Lift out each line of the data that holds "无线基本设置".

> Input material
++++++++

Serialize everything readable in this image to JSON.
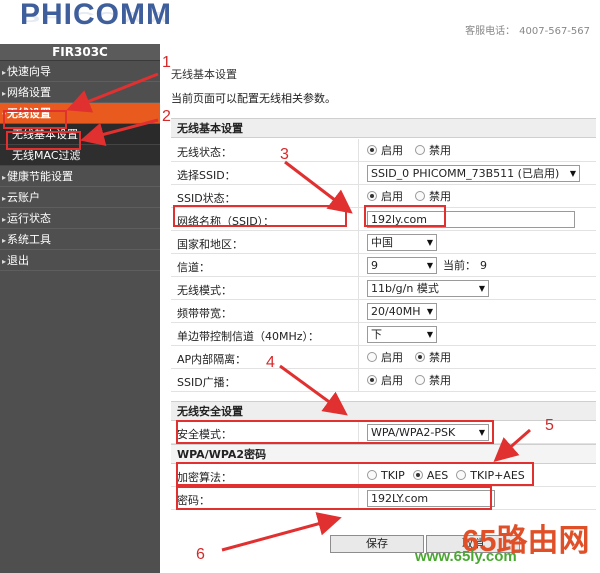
{
  "header": {
    "logo": "PHICOMM",
    "hotline_label": "客服电话：",
    "hotline_number": "4007-567-567"
  },
  "sidebar": {
    "model": "FIR303C",
    "items": [
      {
        "label": "快速向导"
      },
      {
        "label": "网络设置"
      },
      {
        "label": "无线设置"
      },
      {
        "label": "无线基本设置"
      },
      {
        "label": "无线MAC过滤"
      },
      {
        "label": "健康节能设置"
      },
      {
        "label": "云账户"
      },
      {
        "label": "运行状态"
      },
      {
        "label": "系统工具"
      },
      {
        "label": "退出"
      }
    ]
  },
  "main": {
    "heading": "无线基本设置",
    "description": "当前页面可以配置无线相关参数。",
    "basic_section": "无线基本设置",
    "rows": {
      "wireless_status": {
        "label": "无线状态：",
        "opt1": "启用",
        "opt2": "禁用"
      },
      "select_ssid": {
        "label": "选择SSID：",
        "value": "SSID_0 PHICOMM_73B511 (已启用)"
      },
      "ssid_status": {
        "label": "SSID状态：",
        "opt1": "启用",
        "opt2": "禁用"
      },
      "ssid_name": {
        "label": "网络名称（SSID）：",
        "value": "192ly.com"
      },
      "country": {
        "label": "国家和地区：",
        "value": "中国"
      },
      "channel": {
        "label": "信道：",
        "value": "9",
        "current_label": "当前：",
        "current_value": "9"
      },
      "mode": {
        "label": "无线模式：",
        "value": "11b/g/n 模式"
      },
      "bandwidth": {
        "label": "频带带宽：",
        "value": "20/40MH"
      },
      "sideband": {
        "label": "单边带控制信道（40MHz）：",
        "value": "下"
      },
      "ap_isolation": {
        "label": "AP内部隔离：",
        "opt1": "启用",
        "opt2": "禁用"
      },
      "ssid_broadcast": {
        "label": "SSID广播：",
        "opt1": "启用",
        "opt2": "禁用"
      }
    },
    "security_section": "无线安全设置",
    "security_mode": {
      "label": "安全模式：",
      "value": "WPA/WPA2-PSK"
    },
    "wpa_section": "WPA/WPA2密码",
    "encryption": {
      "label": "加密算法：",
      "opt1": "TKIP",
      "opt2": "AES",
      "opt3": "TKIP+AES"
    },
    "password": {
      "label": "密码：",
      "value": "192LY.com"
    },
    "save_button": "保存",
    "reset_button": "取消"
  },
  "annotations": [
    "1",
    "2",
    "3",
    "4",
    "5",
    "6"
  ],
  "watermark": {
    "line1": "65路由网",
    "line2": "www.65ly.com"
  },
  "colors": {
    "accent_orange": "#e85a1e",
    "annotation_red": "#e13030",
    "sidebar_bg": "#4f4f4f",
    "logo_blue": "#3e5f9c"
  }
}
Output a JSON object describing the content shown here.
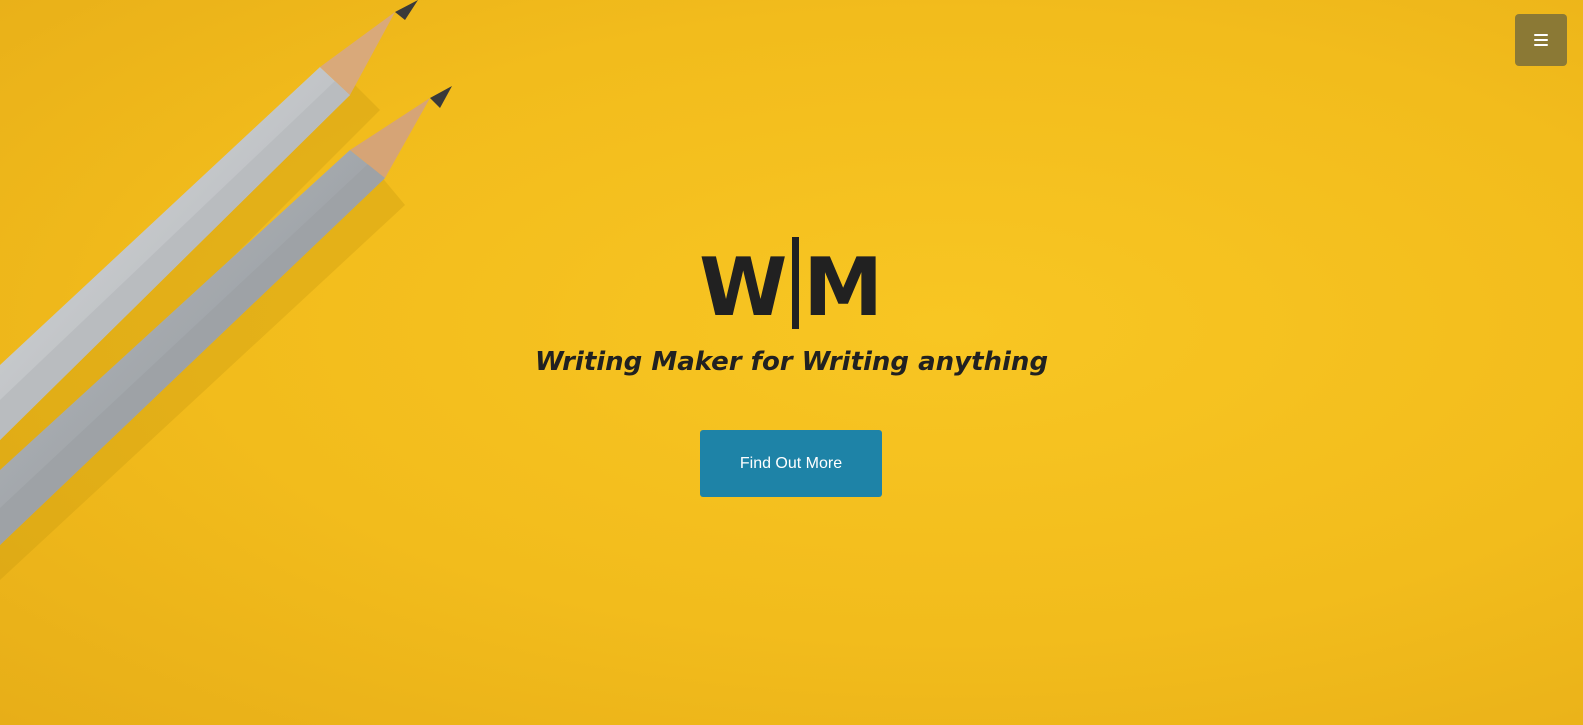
{
  "header": {
    "menu_icon": "hamburger-menu-icon"
  },
  "hero": {
    "logo_left": "W",
    "logo_right": "M",
    "tagline": "Writing Maker for Writing anything",
    "cta_label": "Find Out More",
    "background_color": "#f5c11f",
    "cta_color": "#1e83a7",
    "menu_button_color": "#8b7935"
  }
}
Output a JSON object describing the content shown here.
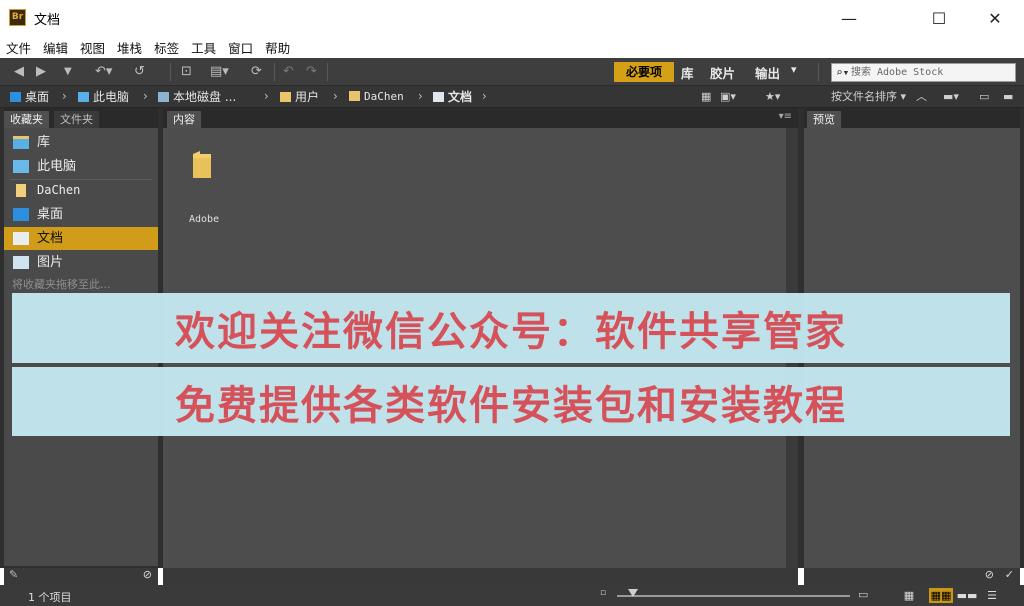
{
  "window": {
    "app_icon_text": "Br",
    "title": "文档",
    "minimize": "—",
    "maximize": "☐",
    "close": "✕"
  },
  "menu": [
    "文件",
    "编辑",
    "视图",
    "堆栈",
    "标签",
    "工具",
    "窗口",
    "帮助"
  ],
  "toolbar": {
    "workspaces": {
      "active": "必要项",
      "others": [
        "库",
        "胶片",
        "输出"
      ]
    },
    "workspace_dropdown": "▾",
    "search_placeholder": "搜索 Adobe Stock"
  },
  "path": {
    "crumbs": [
      "桌面",
      "此电脑",
      "本地磁盘 ...",
      "用户",
      "DaChen",
      "文档"
    ],
    "sort_label": "按文件名排序"
  },
  "panels": {
    "favorites_tab": "收藏夹",
    "folders_tab": "文件夹",
    "content_tab": "内容",
    "preview_tab": "预览",
    "favorites": [
      "库",
      "此电脑",
      "DaChen",
      "桌面",
      "文档",
      "图片"
    ],
    "favorites_selected_index": 4,
    "favorites_hint": "将收藏夹拖移至此..."
  },
  "content": {
    "items": [
      {
        "name": "Adobe",
        "type": "folder"
      }
    ]
  },
  "status": {
    "item_count": "1 个项目"
  },
  "overlay": {
    "line1": "欢迎关注微信公众号：软件共享管家",
    "line2": "免费提供各类软件安装包和安装教程"
  },
  "colors": {
    "accent": "#d4a017",
    "panel": "#4d4d4d",
    "banner_bg": "#c4e8f0",
    "banner_text": "#d6525a"
  }
}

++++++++

> Task response
        "label": "无线基本设置"
    "heading": "无线基本设置",
    "basic_section": "无线基本设置",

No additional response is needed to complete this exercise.